The “fiscal cliff” threatens the U.S. economy because it would trigger another significant recession and wipe out approximately 2 million jobs. According to the Congressional Budget Office (CBO), a nonpartisan analyst for the U.S. Congress, the “fiscal cliff” would cut almost four percentage points off the U.S. growth rate in 2013, leading to a 0.5% contraction in the economy, and would also increase the unemployment rate to 9.1%. Moreover, the Federal Reserve—the central banking system of the U.S.—warned that if the “fiscal cliff” throws the U.S. economy into another recession, the Federal Reserve might not have sufficient tools to offset the fiscal shock. Therefore, to avoid the threat of a significant recession, the Federal Reserve recommended that the White House and Congress create an alternative fiscal plan to prohibit spending cuts and maintain the lower tax rates. The CBO predicted that this alternative fiscal plan, unlike the “fiscal cliff,” would allow the U.S. economy to continue to grow—1.7% growth rate in 2013—and to maintain a lower unemployment rate—8.0% in 2013.

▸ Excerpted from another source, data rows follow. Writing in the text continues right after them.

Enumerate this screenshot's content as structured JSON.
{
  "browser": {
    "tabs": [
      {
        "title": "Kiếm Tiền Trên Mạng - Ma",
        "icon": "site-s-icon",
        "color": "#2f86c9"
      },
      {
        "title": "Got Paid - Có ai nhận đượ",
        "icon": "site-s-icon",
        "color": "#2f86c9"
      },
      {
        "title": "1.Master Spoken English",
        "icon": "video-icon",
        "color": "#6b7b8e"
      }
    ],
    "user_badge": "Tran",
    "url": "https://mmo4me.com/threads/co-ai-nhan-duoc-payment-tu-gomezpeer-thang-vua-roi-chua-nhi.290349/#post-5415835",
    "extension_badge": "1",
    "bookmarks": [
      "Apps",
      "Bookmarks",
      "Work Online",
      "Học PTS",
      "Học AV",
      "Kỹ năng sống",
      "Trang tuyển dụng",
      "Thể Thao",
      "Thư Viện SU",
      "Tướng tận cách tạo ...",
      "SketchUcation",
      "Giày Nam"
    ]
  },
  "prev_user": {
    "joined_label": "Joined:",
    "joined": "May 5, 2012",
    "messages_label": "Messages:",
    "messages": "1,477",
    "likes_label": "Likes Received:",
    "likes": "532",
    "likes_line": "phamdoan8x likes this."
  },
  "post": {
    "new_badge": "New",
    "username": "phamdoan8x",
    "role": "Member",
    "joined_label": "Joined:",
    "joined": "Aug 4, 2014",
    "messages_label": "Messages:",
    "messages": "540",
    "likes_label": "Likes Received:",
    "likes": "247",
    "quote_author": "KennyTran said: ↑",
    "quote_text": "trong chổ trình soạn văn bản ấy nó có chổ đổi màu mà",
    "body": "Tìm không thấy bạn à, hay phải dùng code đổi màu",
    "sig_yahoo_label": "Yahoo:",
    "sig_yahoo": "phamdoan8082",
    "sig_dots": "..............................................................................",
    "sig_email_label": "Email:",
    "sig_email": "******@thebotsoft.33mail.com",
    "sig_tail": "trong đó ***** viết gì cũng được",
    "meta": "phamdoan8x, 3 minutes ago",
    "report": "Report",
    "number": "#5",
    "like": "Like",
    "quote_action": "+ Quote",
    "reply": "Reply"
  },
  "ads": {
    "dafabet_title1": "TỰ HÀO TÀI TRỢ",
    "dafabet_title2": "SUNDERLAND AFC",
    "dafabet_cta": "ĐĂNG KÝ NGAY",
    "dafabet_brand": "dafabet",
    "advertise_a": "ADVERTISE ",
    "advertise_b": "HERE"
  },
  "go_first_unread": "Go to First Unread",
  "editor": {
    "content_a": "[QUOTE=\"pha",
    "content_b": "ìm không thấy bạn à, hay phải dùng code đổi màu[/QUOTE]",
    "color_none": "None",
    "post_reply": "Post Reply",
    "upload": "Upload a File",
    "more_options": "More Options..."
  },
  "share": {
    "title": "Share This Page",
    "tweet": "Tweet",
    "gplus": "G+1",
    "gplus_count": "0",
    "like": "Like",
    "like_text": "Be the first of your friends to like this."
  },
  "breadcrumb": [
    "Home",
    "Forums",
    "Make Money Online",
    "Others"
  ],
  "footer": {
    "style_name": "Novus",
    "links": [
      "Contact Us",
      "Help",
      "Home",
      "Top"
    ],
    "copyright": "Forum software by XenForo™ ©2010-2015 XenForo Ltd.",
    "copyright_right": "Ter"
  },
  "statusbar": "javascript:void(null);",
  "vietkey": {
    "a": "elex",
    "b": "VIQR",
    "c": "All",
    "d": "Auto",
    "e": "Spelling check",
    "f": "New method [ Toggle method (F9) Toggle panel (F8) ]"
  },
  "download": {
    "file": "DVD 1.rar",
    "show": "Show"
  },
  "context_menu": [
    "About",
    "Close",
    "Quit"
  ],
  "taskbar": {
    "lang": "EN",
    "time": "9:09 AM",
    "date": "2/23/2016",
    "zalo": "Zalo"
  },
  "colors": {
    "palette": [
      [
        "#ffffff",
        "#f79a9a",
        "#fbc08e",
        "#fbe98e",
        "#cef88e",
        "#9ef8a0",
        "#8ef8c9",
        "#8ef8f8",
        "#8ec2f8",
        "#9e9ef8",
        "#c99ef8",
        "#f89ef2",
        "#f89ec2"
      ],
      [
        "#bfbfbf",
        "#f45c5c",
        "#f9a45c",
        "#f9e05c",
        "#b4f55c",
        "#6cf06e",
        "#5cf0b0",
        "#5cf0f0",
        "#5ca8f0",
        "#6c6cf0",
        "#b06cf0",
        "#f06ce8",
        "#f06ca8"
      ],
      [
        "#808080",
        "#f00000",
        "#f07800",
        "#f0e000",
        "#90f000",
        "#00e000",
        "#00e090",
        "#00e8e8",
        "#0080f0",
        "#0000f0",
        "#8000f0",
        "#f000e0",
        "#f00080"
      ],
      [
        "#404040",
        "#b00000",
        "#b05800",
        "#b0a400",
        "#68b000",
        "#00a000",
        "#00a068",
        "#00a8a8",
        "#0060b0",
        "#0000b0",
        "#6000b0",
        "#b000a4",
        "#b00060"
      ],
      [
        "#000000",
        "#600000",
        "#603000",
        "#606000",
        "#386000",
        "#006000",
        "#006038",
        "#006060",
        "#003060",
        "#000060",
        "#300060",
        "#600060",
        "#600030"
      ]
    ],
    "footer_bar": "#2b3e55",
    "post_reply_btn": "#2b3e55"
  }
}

The “fiscal cliff” is not only a threat to the U.S. domestic economy, but also one of the top risks to the global economy. Due to the United States’ significant global economic presence, the potential U.S. recession could have a global impact, as it could disrupt other economies and adversely affect investors’ confidence levels in financial markets. This would, in turn, plunge the United States into an even deeper recession.

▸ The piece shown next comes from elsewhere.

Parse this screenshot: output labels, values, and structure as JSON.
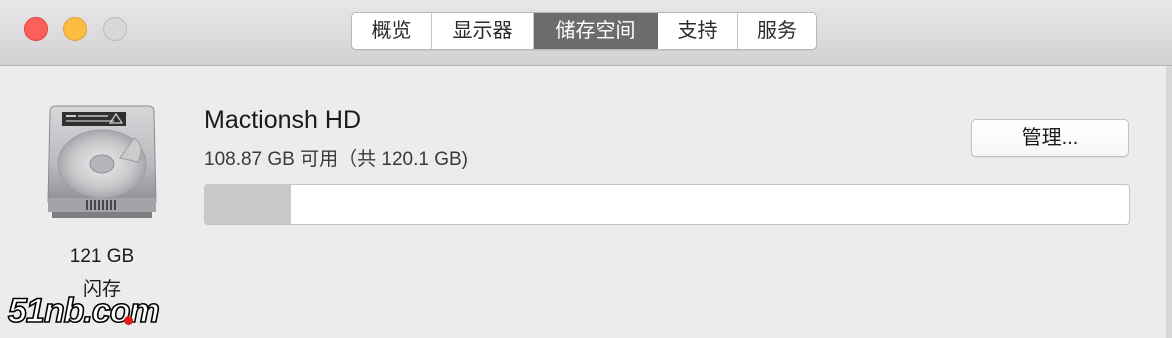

Tuesday, October 02, 2012

Egypt Approaches America for Aid and Investment Package

CIA Factbook: Egypt

Almost sixteen months after pledging to help Egypt’s faltering economy, the United States (U.S.) is nearing an agreement to forgive $1 billion dollars Egypt owes to the U.S., and to pledge $435 million for investment in Egypt. The Egyptian economy has been in decline since the ouster of long time President Hosni Mubarak in February 2012, and the new President, Mohamed Mursi is working to improve Egypt’s economic outlook by reducing government debt and increasing investment.

If the U.S. forgives $1 billion of the $3 billion Egypt currently owes the U.S., it will support the Egyptian economy in two ways. First, it will reduce the amount of cash that Egypt has to use to pay down government debt, and will allow Egypt to spend more money to stimulate its economy. Second, the Egyptian government is less likely to have to raise taxes on its population to pay down government debt, which leaves more money for taxpayers to spend in the economy. As of 2011, Egypt’s gross domestic product (GDP) per capita  (indicator of standard of living) was 136th in the world, leaving each person with $6,600 to spend per year. The more money that citizens have, the more they are able to spend and stimulate the economy.

The United States has also offered $375 million in financing to American companies that invest in Egypt, and a $60 million investment fund for Egyptians to invest in new businesses. In an effort to entice American companies to utilize the $375 million fund, the U.S. Chamber of Commerce is bringing executives from almost fifty large American companies to Egypt . The United States and Egypt intend the $375 million foreign and $60 million domestic investment funds to help reduce Egypt’s 12.6% unemployment rate, create sources of income for Egyptian citizens, and increase the amount of taxes the government can collect because of the increase in business. Egypt needs an increase in investment to stabilize its economy.

Although the Egyptian stock market showed gains during the week of September 4th, the country still has a long way to go to reach financial stability. The Egyptian stock index (EGX 30) hit a 15-month high on September 4th, showing that the market may be responding to Mursi’s effort, but the EGX 30 still sits 30 percent below its high in 2010.The Egyptian government is mired in debt and lacking investment. With support from foreign governments and internal economic growth, Egypt has a good opportunity to grow a stable economy. America looks to be invested in the recovery process; American Deputy Secretary of State Thomas Nides said that the aid is “not just about assistance,” it is about “growth and business.”